BAGHDAD // A new generation of Al Qaeda militants recruited from Iraq's overcrowded orphanages is posing a formidable challenge to security, intelligence officials in Baghdad say.
Neglected and often brutalised by war, some of Iraq's orphans have grown up to become today's most dangerous and committed insurgents, according to the Iraqi security agencies tasked with tracking them down and interrogating militant prisoners.
"We are dealing with a new, young Al Qaeda leadership. They have often committed thousands of crimes. They believe they are doing God's work and they are very strong mentally," said an Iraqi intelligence officer involved in investigating insurgent attacks and questioning detainees.
The officer said those who had left orphanages as teenagers between 2003 and 2005 were playing a key role in Al Qaeda-inspired insurgent groups.

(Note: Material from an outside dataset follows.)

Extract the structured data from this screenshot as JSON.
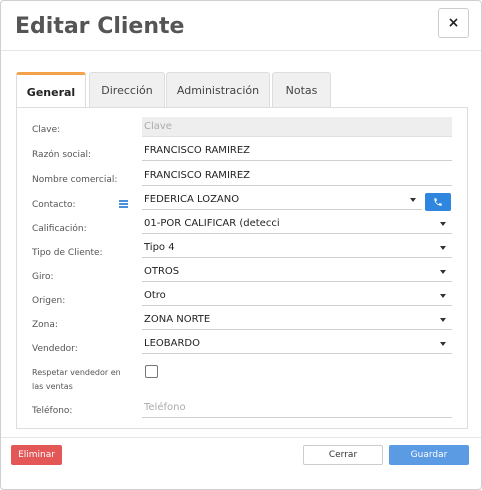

He described one case in which a former orphanage resident had been recruited by militants and sent to Afghanistan for religious and martial training, before returning to Diyala in 2006, after which he was instrumental in a string of atrocities. The eastern Iraqi province has long been one of the country's most dangerous and a heartland for violent extremists.
"This man had committed every crime you could think of - bombings, shootings, assassinations, kidnapping - but he was happy, he was full of joy and at peace over what he had done," the officer said. "He was very intelligent and convinced he was doing something righteous. We couldn't get any useful information from him because he was too strong mentally."
Estimates suggest that as many as 3 million Iraqi children have been orphaned as a result of the war and its aftermath. A fragile ad hoc national network of poorly funded care facilities has been unable to cope in the face of such overwhelming need.
While many dedicated staff and charities have made efforts to help, there have also been numerous scandals about the treatment of orphans in care homes, including sexual abuse by the workers charged with looking after them.
Social workers and psychiatrists have long warned that failure to properly rehabilitate and care for traumatised children, particularly those who have lost their families, would eventually result in rising crime and violence.
“A lot of the people involved in terrorist and criminal activity now were themselves victims in the past,” said Colonel Jabber Al Beyati, an officer in Baghdad’s family protection department. It was set up last year to tackle domestic abuse and help prevent those traumatised by conflict from becoming perpetrators of it.
The unit offers free counselling to anyone who wants it, with a focus on helping young people and women suffering from domestic abuse, groups considered particularly susceptible to militants looking for recruits.
“Many of the militant and Al Qaeda leaders that are creating such problems for us now were recruited from orphanages,” Col Al Beyati said, describing conditions of poverty, neglect, loneliness, violence and untreated psychological trauma that made them particularly vulnerable to extremist ideologies.
“You must understand a lot of these orphans have a very bad feeling towards society. They feel wronged. They have a grievance against everyone,” he said. “There was despair and hatred and that was all a gold mine for Al Qaeda and they exploited it very skilfully.”
With US forces poised to withdraw from Iraq at the end of this month, officials in Washington and Baghdad have been keen to stress their successes in weakening Al Qaeda’s once vice-like grip on large areas of the country.
But as deadly attacks, including bombings, assassinations and assaults on army, police and civilians continue, fears remain that factions inspired by Al Qaeda were making a resurgence and would seek to exploit any security vacuum that may arise once US troops pull out.
“Al Qaeda has planned well. They were preparing for this moment years ago and by recruiting people filled with anger and hatred from orphanages they have a new generation of leaders and fighters who they have been able to mould,” said Mutlaq Al Jabouri, a tribal leader and Iraqi security analyst specialising in Al Qaeda.
“Al Qaeda has this strong new generation and it will be a big problem for the Iraqi government and the Americans in the coming months and years,” he said.
“I would not be surprised if it is able to regain control over parts of Iraq, for example Anbar province, Diyala, or rural areas around the capital.”
The Iraqi intelligence officer in Baghdad underscored the scale of the challenge that security forces would continue to face, and warned that Iraq may not be fully equipped to cope.
“You break these Al Qaeda prisoners by showing them they are wrong under Islam, by proving they have misinterpreted the Quran for example,” the officer said.
“But our interrogators don’t have that kind of training. We just ask questions and because we can’t convince them [the prisoners] they are wrong, we get no useful information from them.”
The US eventually established detention camps for hard-core militants in Iraq that sought to re-school them in a more moderate interpretation of Islam, with scholars on hand to debate prisoners over details of Sharia and convince them extremist ideologies were not part of the religion. Prisons in Saudi Arabia have similar programmes, designed to rehabilitate militants.
The Iraqi system however has no such facilities, those working inside it say.
“We miss that expertise, the ability to pick apart prisoners who have very strong faith or who think that Christians and Shiites should be killed,” the intelligence official said.
“At the moment we are not able to get inside Al Qaeda and prevent it from becoming stronger and that will be a huge problem for us in future.”